“We believe today the Denver Botanic Gardens has more to offer to its visitors. The design and construction works undergone have set them as one of the most innovative gardens to visit in the country. Regarding our contribution, we believe that visitors will be delighted when they get there and notice that hexagonal pieces of glass from a facade can generate free, and clean electricity. We are demonstrating the evolution of the solar industry and showcasing smart alternatives to traditional PV panels, and traditional facade materials.”
Will Babbington, Facade Performance and Design Director at Studio NYL, added: “As a key element to the architectural design of the pyramid was the biomimicry – the building’s form is derived tectonic plates or a sprout breaking the surface and the cladding panels’ hexagonal shape nod towards the geometries of the honeybee – it was fitting that the facade’s rain screen system’s layers protect itself from the elements in a manner found elsewhere in nature, such as a tree canopy.

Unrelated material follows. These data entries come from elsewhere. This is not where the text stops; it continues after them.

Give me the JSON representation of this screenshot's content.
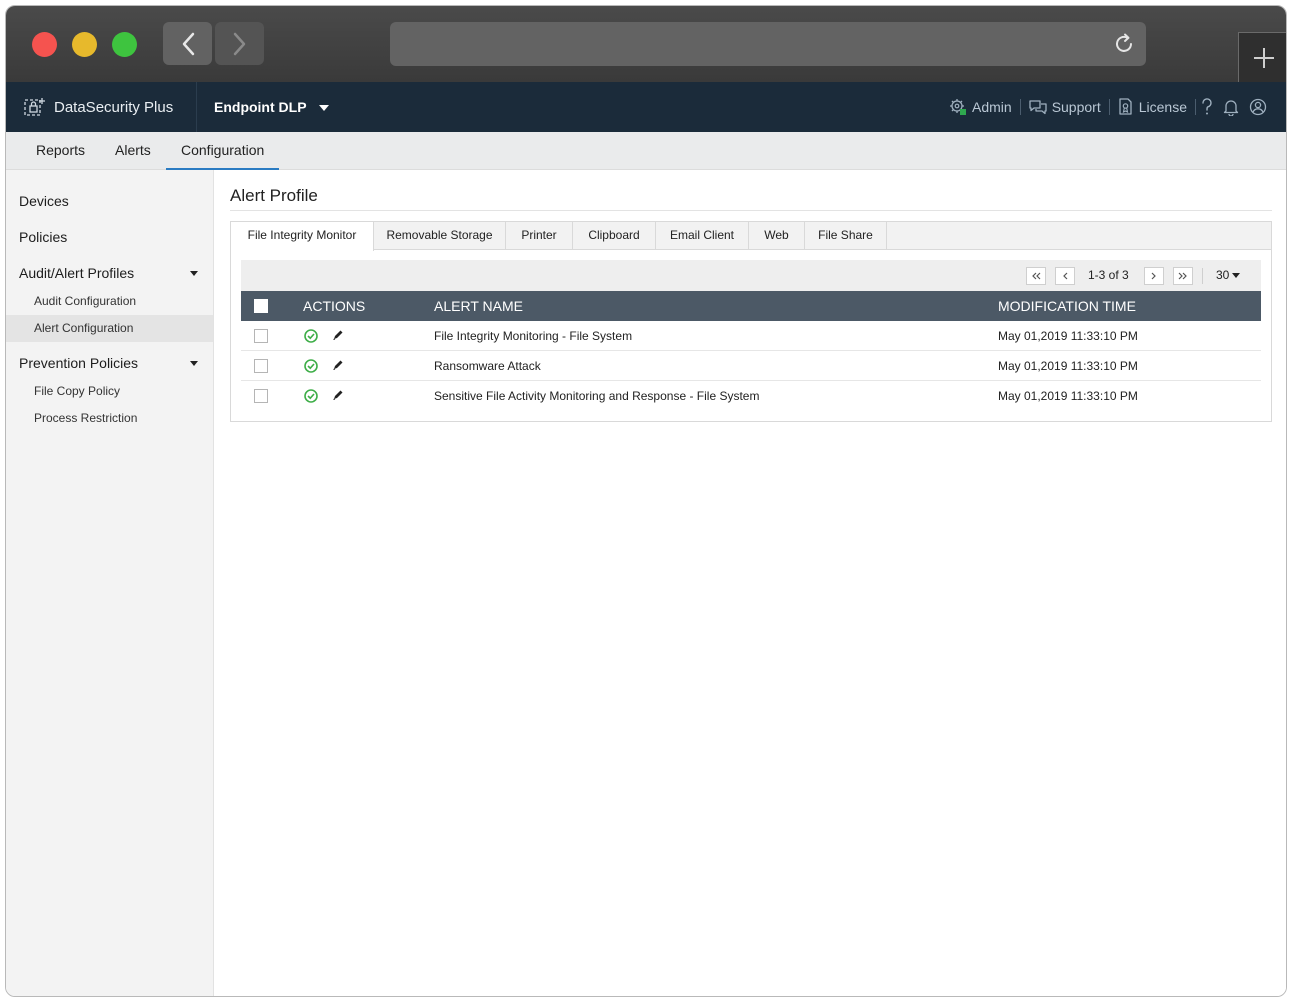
{
  "app": {
    "brand": "DataSecurity Plus",
    "product": "Endpoint DLP",
    "header_links": [
      {
        "label": "Admin",
        "icon": "admin-gear-icon"
      },
      {
        "label": "Support",
        "icon": "chat-icon"
      },
      {
        "label": "License",
        "icon": "license-icon"
      }
    ]
  },
  "mainnav": {
    "tabs": [
      "Reports",
      "Alerts",
      "Configuration"
    ],
    "active": "Configuration"
  },
  "sidebar": {
    "devices": "Devices",
    "policies": "Policies",
    "audit_alert_profiles": "Audit/Alert Profiles",
    "audit_configuration": "Audit Configuration",
    "alert_configuration": "Alert Configuration",
    "prevention_policies": "Prevention Policies",
    "file_copy_policy": "File Copy Policy",
    "process_restriction": "Process Restriction",
    "active": "Alert Configuration"
  },
  "page": {
    "title": "Alert Profile",
    "tabs": [
      "File Integrity Monitor",
      "Removable Storage",
      "Printer",
      "Clipboard",
      "Email Client",
      "Web",
      "File Share"
    ],
    "active_tab": "File Integrity Monitor",
    "pagination": {
      "range": "1-3 of 3",
      "per_page": "30"
    },
    "table": {
      "columns": {
        "actions": "ACTIONS",
        "alert_name": "ALERT NAME",
        "modification_time": "MODIFICATION TIME"
      },
      "rows": [
        {
          "alert_name": "File Integrity Monitoring - File System",
          "modification_time": "May 01,2019 11:33:10 PM",
          "status": "enabled"
        },
        {
          "alert_name": "Ransomware Attack",
          "modification_time": "May 01,2019 11:33:10 PM",
          "status": "enabled"
        },
        {
          "alert_name": "Sensitive File Activity Monitoring and Response - File System",
          "modification_time": "May 01,2019 11:33:10 PM",
          "status": "enabled"
        }
      ]
    }
  },
  "colors": {
    "header_bg": "#1b2b3a",
    "table_header_bg": "#4c5966",
    "accent": "#2a7bc2",
    "enabled_green": "#3fae49"
  }
}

“As Studio NYL was also the structural engineer on the project, we had the good fortune to integrate the structure and facade to work in concert with one another. Four layers of structure and skin afforded structural efficiencies as well as continuities in the thermal, air and moisture control barriers. The primary challenge of this rainscreen was the selection and connection of the layers’ components. As this rainscreen is oriented towards direct exposure to weather – the sun’s ultraviolet rays, rain, snow and wind – the components were required to be especially resilient. The fibre-reinforced cement (FRC) panels selected had the strength, stability and moisture imperviousness to withstand these harsh elements. In the case of Onyx Solar’s PV panels, the product not only stands up to the solar exposure, but it embraces the sun’s rays. Connecting all of these layers together while minimising thermal bridges was accomplished by intermittently spaced fibreglass thermal spacers supporting two layers of corrosion-resistant subframing. Careful design and construction of the subframing’s alignment was rewarded with ample surface on which to set the cladding FRC and panels.”